Zion is one of the more popular national parks, and visiting in the fall also has its perks when it comes to crowds. "Beyond the added magic of fall colors, this is also a great time to visit Zion National Park as the summer crowds and restrictions have eased," Clapton says. "Visitors are no longer confined to buses and shuttles to explore, but can instead enjoy the park on a self-drive tour."

If you're trying to hike one of the park's most popular spots, Angel's Landing Trail, Clapton also says that cooler temperatures make the process "a bit more manageable."

READ THIS NEXT: The 8 Best U.S. National Parks for People Over 65, Experts Say.

New River Gorge National Park
Malachi Jacobs / Shutterstock

Head to the newest national park, New River Gorge, and embrace the autumnal atmosphere. Nestled in West Virginia, this park was first designated in Dec. 2020, and fall foliage is best observed between mid- to late October, Becky Sullivan, executive director of the New River Gorge Convention & Visitors Bureau, says.

"The best views can be found at the New River Gorge Bridge, located just outside of Fayetteville," Sullivan explains. "There are spectacular views at the Canyon Rim Visitor Center … which has two overlooks of the gorge and bridge."

You can also "get a bird's-eye view" of the gorge by taking on the Bridge Walk. This walk takes two to three hours, spanning a catwalk 25 feet below the New River Gorge Bridge. The park even organizes an annual "Bridge Day" on the third Saturday in October, "due to the peak fall foliage season," Sullivan says.

"This event celebrates the bridge by allowing pedestrians, BASE jumping, rappellers, vendors, and more to set up along the roadway and bridge overlooking the gorge," she adds.

North Cascades National Park
Marina Poushkina / Shutterstock

Setting your fall travel plans? You won't want to miss the display at North Cascades National Park in Washington.
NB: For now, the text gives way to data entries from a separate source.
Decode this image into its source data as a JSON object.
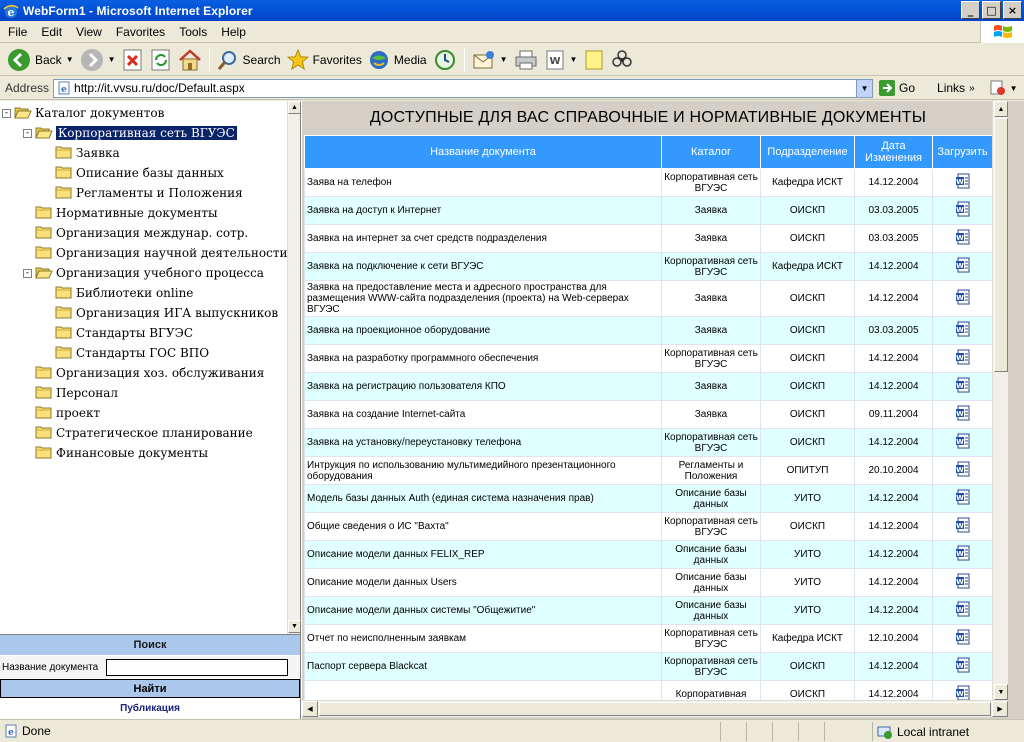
{
  "window": {
    "title": "WebForm1 - Microsoft Internet Explorer",
    "buttons": [
      "_",
      "□",
      "×"
    ]
  },
  "menu": [
    "File",
    "Edit",
    "View",
    "Favorites",
    "Tools",
    "Help"
  ],
  "toolbar": {
    "back": "Back",
    "search": "Search",
    "favorites": "Favorites",
    "media": "Media"
  },
  "address": {
    "label": "Address",
    "url": "http://it.vvsu.ru/doc/Default.aspx",
    "go": "Go",
    "links": "Links"
  },
  "tree": [
    {
      "label": "Каталог документов",
      "level": 0,
      "expander": "-",
      "open": true,
      "selected": false
    },
    {
      "label": "Корпоративная сеть ВГУЭС",
      "level": 1,
      "expander": "-",
      "open": true,
      "selected": true
    },
    {
      "label": "Заявка",
      "level": 2,
      "expander": "",
      "open": false,
      "selected": false
    },
    {
      "label": "Описание базы данных",
      "level": 2,
      "expander": "",
      "open": false,
      "selected": false
    },
    {
      "label": "Регламенты и Положения",
      "level": 2,
      "expander": "",
      "open": false,
      "selected": false
    },
    {
      "label": "Нормативные документы",
      "level": 1,
      "expander": "",
      "open": false,
      "selected": false
    },
    {
      "label": "Организация междунар. сотр.",
      "level": 1,
      "expander": "",
      "open": false,
      "selected": false
    },
    {
      "label": "Организация научной деятельности",
      "level": 1,
      "expander": "",
      "open": false,
      "selected": false
    },
    {
      "label": "Организация учебного процесса",
      "level": 1,
      "expander": "-",
      "open": true,
      "selected": false
    },
    {
      "label": "Библиотеки online",
      "level": 2,
      "expander": "",
      "open": false,
      "selected": false
    },
    {
      "label": "Организация ИГА выпускников",
      "level": 2,
      "expander": "",
      "open": false,
      "selected": false
    },
    {
      "label": "Стандарты ВГУЭС",
      "level": 2,
      "expander": "",
      "open": false,
      "selected": false
    },
    {
      "label": "Стандарты ГОС ВПО",
      "level": 2,
      "expander": "",
      "open": false,
      "selected": false
    },
    {
      "label": "Организация хоз. обслуживания",
      "level": 1,
      "expander": "",
      "open": false,
      "selected": false
    },
    {
      "label": "Персонал",
      "level": 1,
      "expander": "",
      "open": false,
      "selected": false
    },
    {
      "label": "проект",
      "level": 1,
      "expander": "",
      "open": false,
      "selected": false
    },
    {
      "label": "Стратегическое планирование",
      "level": 1,
      "expander": "",
      "open": false,
      "selected": false
    },
    {
      "label": "Финансовые документы",
      "level": 1,
      "expander": "",
      "open": false,
      "selected": false
    }
  ],
  "search": {
    "header": "Поиск",
    "field_label": "Название документа",
    "field_value": "",
    "find_button": "Найти",
    "publication_link": "Публикация"
  },
  "documents": {
    "title": "ДОСТУПНЫЕ ДЛЯ ВАС СПРАВОЧНЫЕ И НОРМАТИВНЫЕ ДОКУМЕНТЫ",
    "columns": [
      "Название документа",
      "Каталог",
      "Подразделение",
      "Дата Изменения",
      "Загрузить"
    ],
    "rows": [
      {
        "name": "Заява на телефон",
        "catalog": "Корпоративная сеть ВГУЭС",
        "dept": "Кафедра ИСКТ",
        "date": "14.12.2004"
      },
      {
        "name": "Заявка на доступ к Интернет",
        "catalog": "Заявка",
        "dept": "ОИСКП",
        "date": "03.03.2005"
      },
      {
        "name": "Заявка на интернет за счет средств подразделения",
        "catalog": "Заявка",
        "dept": "ОИСКП",
        "date": "03.03.2005"
      },
      {
        "name": "Заявка на подключение к сети ВГУЭС",
        "catalog": "Корпоративная сеть ВГУЭС",
        "dept": "Кафедра ИСКТ",
        "date": "14.12.2004"
      },
      {
        "name": "Заявка на предоставление места и адресного пространства для размещения WWW-сайта подразделения (проекта) на Web-серверах ВГУЭС",
        "catalog": "Заявка",
        "dept": "ОИСКП",
        "date": "14.12.2004"
      },
      {
        "name": "Заявка на проекционное оборудование",
        "catalog": "Заявка",
        "dept": "ОИСКП",
        "date": "03.03.2005"
      },
      {
        "name": "Заявка на разработку программного обеспечения",
        "catalog": "Корпоративная сеть ВГУЭС",
        "dept": "ОИСКП",
        "date": "14.12.2004"
      },
      {
        "name": "Заявка на регистрацию пользователя КПО",
        "catalog": "Заявка",
        "dept": "ОИСКП",
        "date": "14.12.2004"
      },
      {
        "name": "Заявка на создание Internet-сайта",
        "catalog": "Заявка",
        "dept": "ОИСКП",
        "date": "09.11.2004"
      },
      {
        "name": "Заявка на установку/переустановку телефона",
        "catalog": "Корпоративная сеть ВГУЭС",
        "dept": "ОИСКП",
        "date": "14.12.2004"
      },
      {
        "name": "Интрукция по использованию мультимедийного презентационного оборудования",
        "catalog": "Регламенты и Положения",
        "dept": "ОПИТУП",
        "date": "20.10.2004"
      },
      {
        "name": "Модель базы данных Auth (единая система назначения прав)",
        "catalog": "Описание базы данных",
        "dept": "УИТО",
        "date": "14.12.2004"
      },
      {
        "name": "Общие сведения о ИС \"Вахта\"",
        "catalog": "Корпоративная сеть ВГУЭС",
        "dept": "ОИСКП",
        "date": "14.12.2004"
      },
      {
        "name": "Описание модели данных FELIX_REP",
        "catalog": "Описание базы данных",
        "dept": "УИТО",
        "date": "14.12.2004"
      },
      {
        "name": "Описание модели данных Users",
        "catalog": "Описание базы данных",
        "dept": "УИТО",
        "date": "14.12.2004"
      },
      {
        "name": "Описание модели данных системы \"Общежитие\"",
        "catalog": "Описание базы данных",
        "dept": "УИТО",
        "date": "14.12.2004"
      },
      {
        "name": "Отчет по неисполненным заявкам",
        "catalog": "Корпоративная сеть ВГУЭС",
        "dept": "Кафедра ИСКТ",
        "date": "12.10.2004"
      },
      {
        "name": "Паспорт сервера Blackcat",
        "catalog": "Корпоративная сеть ВГУЭС",
        "dept": "ОИСКП",
        "date": "14.12.2004"
      },
      {
        "name": "",
        "catalog": "Корпоративная",
        "dept": "ОИСКП",
        "date": "14.12.2004"
      }
    ]
  },
  "status": {
    "text": "Done",
    "zone": "Local intranet"
  }
}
According to Jessica Schmit of the travel site Uprooted Traveler, not only is this park underrated in general, but it's also overlooked when it comes to fall colors.

"The foliage is unique for a couple of reasons—for one, the foliage is not just limited to the leaves of the towering trees here, but the wildflowers and shrubs blanketing the mountain slopes also turn vibrant shades of gold, orange, and red," Schmit tells Best Life.

And if you're willing to take a bit of a hike, you can also catch a glimpse of the larch trees, which grow exclusively on "high elevation, alpine hills," she says. "Come fall, [this tree] turns a spectacular shade of gold before its needles fall off for the winter," Schmit explains. "The changing of the larches is so beloved in Washington, it's known as 'larch madness!"

Schmit recommends checking out the Heather Maple Pass Loop or the Blue Lake Trail for the most scenic views in the fall.